Task material —
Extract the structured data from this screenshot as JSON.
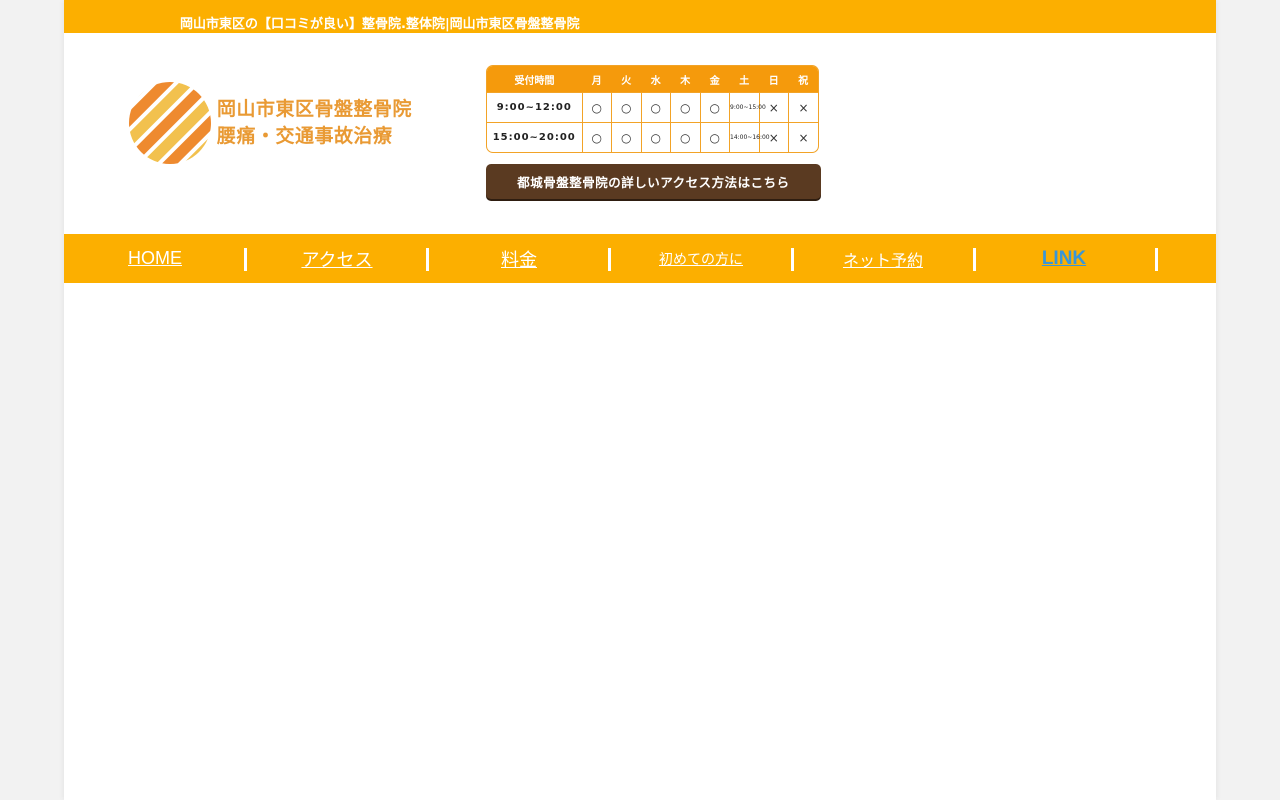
{
  "header": {
    "tagline": "岡山市東区の【口コミが良い】整骨院.整体院|岡山市東区骨盤整骨院"
  },
  "logo": {
    "line1": "岡山市東区骨盤整骨院",
    "line2": "腰痛・交通事故治療"
  },
  "hours": {
    "header": [
      "受付時間",
      "月",
      "火",
      "水",
      "木",
      "金",
      "土",
      "日",
      "祝"
    ],
    "rows": [
      {
        "time": "9:00~12:00",
        "cells": [
          "○",
          "○",
          "○",
          "○",
          "○",
          "9:00~15:00",
          "×",
          "×"
        ]
      },
      {
        "time": "15:00~20:00",
        "cells": [
          "○",
          "○",
          "○",
          "○",
          "○",
          "14:00~16:00",
          "×",
          "×"
        ]
      }
    ]
  },
  "access_button": "都城骨盤整骨院の詳しいアクセス方法はこちら",
  "nav": {
    "items": [
      "HOME",
      "アクセス",
      "料金",
      "初めての方に",
      "ネット予約",
      "LINK"
    ]
  },
  "colors": {
    "accent": "#fcaf00",
    "table_header": "#f59a0c",
    "button": "#5a3a21",
    "link": "#3a96d6"
  }
}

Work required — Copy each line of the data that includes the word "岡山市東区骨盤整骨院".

Response box —
    "tagline": "岡山市東区の【口コミが良い】整骨院.整体院|岡山市東区骨盤整骨院"
    "line1": "岡山市東区骨盤整骨院",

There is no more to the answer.